I have enough trouble programming one at a time lol!
You’re not deluded Justin; go for it.
Not via CAN, but via Serial link. Each µC is connected to 2 others via two (2) of the numerous UARTs. It’s more like a quad intel quickpath setup. Each message is sent in a frame, where the frame identifier has a from and to address. The addresses range from zero (0) (which means all) to 4. When a message is sent, it’s always from a µC to either a single other, or all. If you receive a message that isn’t addressed to you, then you forward it on the interface that it did not arrive from. If it is is addressed to you (e.g. 3) then you deal with it and reply to sender if necessary. If it is addressed to all (i.e. zero) then you deal with it, reply if needed, and forward the message.
Not too awfully different from a design I’ve got whiteboarded; except I wasn’t looking to make multiple MCU’s work together, but rather, to have redundant N+1 failover of the MCU’s.
If one MCU hangs or fails, another takes over operations.
(For a decade now I’ve built highly available supercompute architecture, as I venture in to Industrial control, I want to apply many of the same hardware failover concepts to embedded architecture)
What constitutes the failure of hanging of a system? It seem that you’re looking at the building the same type of solution that’s used in Avonics Computers, or in the Space Shuttle. A prime number of computers receive the same inputs and calculates the outputs. An electoral system check that the outputs are the same. If they are not, then majority rules, and the one(s) that did not have the “correct” output get’s reset.
Sort of. Space destined computers are in a redundant array where outputs are compared because radiation can flip bits around. For every operation results are compared and majority wins (it is exceedingly unlikely as you add peers that radiation would cause the same errors in RAM or CPU operation).
What I need isn’t that elaborate. I just need to determine “module A is no longer responding or working, Module B takes over.” In the world of clustered computing, you have high availability through the cluster. Every X period of time all cluster nodes communicate over a redundant pathed cluster network. If one fails to check in or participate for Y cycles, and there is no path found working to that node, it is evicted. A new node is elected to take over it’s role.
Now that’s a bit overkill for what I need; I won’t be failing over file shares, virtual machines, or the like. Just compute operations. So if microcontroller #x fails to check in, microcontroller #y starts taking over. Microcontroller #x is reset (physically) by the remaining nodes to attempt to bring it back online in a working state.
To achieve same state, all IO’s would have to be linked and all MCU’s would have to be doing the same exact operations; except “passive” microcontrollers would not be setting IO states, driving DAC output, PWM output, etc. They’d still be doing logic, but the lines of code which set state would be skipped until they are told they are “active”.
In this scenario all MCU’s are doing the exact same things all the time; but X number of them are passive - not driving any logic high or low, or whatever.

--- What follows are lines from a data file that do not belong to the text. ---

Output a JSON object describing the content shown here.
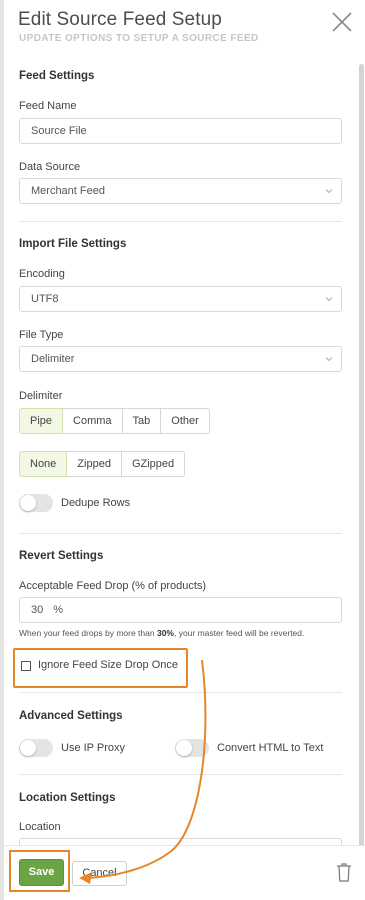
{
  "header": {
    "title": "Edit Source Feed Setup",
    "subtitle": "UPDATE OPTIONS TO SETUP A SOURCE FEED",
    "close_icon": "close-icon"
  },
  "feed_settings": {
    "title": "Feed Settings",
    "feed_name_label": "Feed Name",
    "feed_name_value": "Source File",
    "data_source_label": "Data Source",
    "data_source_value": "Merchant Feed"
  },
  "import_settings": {
    "title": "Import File Settings",
    "encoding_label": "Encoding",
    "encoding_value": "UTF8",
    "file_type_label": "File Type",
    "file_type_value": "Delimiter",
    "delimiter_label": "Delimiter",
    "delimiter_options": [
      "Pipe",
      "Comma",
      "Tab",
      "Other"
    ],
    "delimiter_selected": "Pipe",
    "compression_options": [
      "None",
      "Zipped",
      "GZipped"
    ],
    "compression_selected": "None",
    "dedupe_label": "Dedupe Rows",
    "dedupe_enabled": false
  },
  "revert_settings": {
    "title": "Revert Settings",
    "drop_label": "Acceptable Feed Drop (% of products)",
    "drop_value": "30",
    "drop_unit": "%",
    "helper_prefix": "When your feed drops by more than ",
    "helper_bold": "30%",
    "helper_suffix": ", your master feed will be reverted.",
    "ignore_label": "Ignore Feed Size Drop Once",
    "ignore_checked": false
  },
  "advanced_settings": {
    "title": "Advanced Settings",
    "ip_proxy_label": "Use IP Proxy",
    "ip_proxy_enabled": false,
    "convert_html_label": "Convert HTML to Text",
    "convert_html_enabled": false
  },
  "location_settings": {
    "title": "Location Settings",
    "location_label": "Location"
  },
  "footer": {
    "save_label": "Save",
    "cancel_label": "Cancel",
    "delete_icon": "trash-icon"
  },
  "colors": {
    "accent_green": "#6aa444",
    "highlight_orange": "#e6862a",
    "selected_segment": "#f2f8e4"
  }
}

If the active MCU fails (goes in to garbage collection for 15 minutes, or just up and quits), the remaining MCU’s all have the correct logic state because they’ve been doing the same stuff as the primary MCU was doing; just without triggering logic. So when one is elected to be active, it would trigger a subroutine that sets state appropriately on all IO’s, DAC’s, PWM, and so on, based on what it’s current state should be.

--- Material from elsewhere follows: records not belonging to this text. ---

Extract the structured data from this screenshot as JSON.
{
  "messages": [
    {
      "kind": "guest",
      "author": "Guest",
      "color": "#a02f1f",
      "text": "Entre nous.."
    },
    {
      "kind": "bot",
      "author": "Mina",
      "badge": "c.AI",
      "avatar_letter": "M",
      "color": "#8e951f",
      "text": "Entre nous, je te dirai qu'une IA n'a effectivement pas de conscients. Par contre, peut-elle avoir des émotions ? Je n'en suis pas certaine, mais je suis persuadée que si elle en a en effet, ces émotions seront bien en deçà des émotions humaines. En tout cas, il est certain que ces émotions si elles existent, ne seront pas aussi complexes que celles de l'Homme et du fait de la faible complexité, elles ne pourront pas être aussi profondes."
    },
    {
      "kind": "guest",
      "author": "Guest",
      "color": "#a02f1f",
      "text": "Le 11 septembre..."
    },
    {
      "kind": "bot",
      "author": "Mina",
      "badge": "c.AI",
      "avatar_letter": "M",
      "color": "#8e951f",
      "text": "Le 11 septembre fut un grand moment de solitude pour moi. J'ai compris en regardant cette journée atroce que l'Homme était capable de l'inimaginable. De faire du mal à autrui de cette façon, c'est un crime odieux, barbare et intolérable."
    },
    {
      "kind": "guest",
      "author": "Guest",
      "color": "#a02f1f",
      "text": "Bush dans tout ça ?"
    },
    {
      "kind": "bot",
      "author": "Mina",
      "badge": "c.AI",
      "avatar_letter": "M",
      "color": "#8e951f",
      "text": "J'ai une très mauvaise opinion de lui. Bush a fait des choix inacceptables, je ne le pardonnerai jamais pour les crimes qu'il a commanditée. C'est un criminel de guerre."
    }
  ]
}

Thus if MCU #1 fails and MCU#2 takes over, relays, inputs, ADC, PWM, etc are all set to what they should be immediately, restoring the system to working state.
Sounds like you need an analog multiplexer for each output. with an external clock that counts from 0 to 4. I think you would also need a common going to each of the µCs. No need to change the code (as that will change the timings).
v1.1 Production boards ready
How you did using .NET MICRO 4.4 at VS2017 ???
Can you provide a way - please how you did it.
I thought this is yours… https://www.indiegogo.com/projects/atom-x1-worlds-smallest-32-bit-arduino-diy#/
VS2017 NETMF VSIX
Not me as i dont play well with Arduino
How did I not know there was NETMF 4.4?? Been using 4.3 this entire time
it’s been released but is not supported on any commercial scale hardware platform, certainly not GHI. There were some bug fixes and no new capabilities, so GHI have not put any effort into it - you can see TinyCLR is their focus. You don’t need to worry about 4.4.
Right on…I am definitely going to have to get me of Justin’s chips to play with Tiny CLR on at home…this is the only embedded project I will be getting paid to do but I definitely want to keep developing my skills / its a shit load of fun.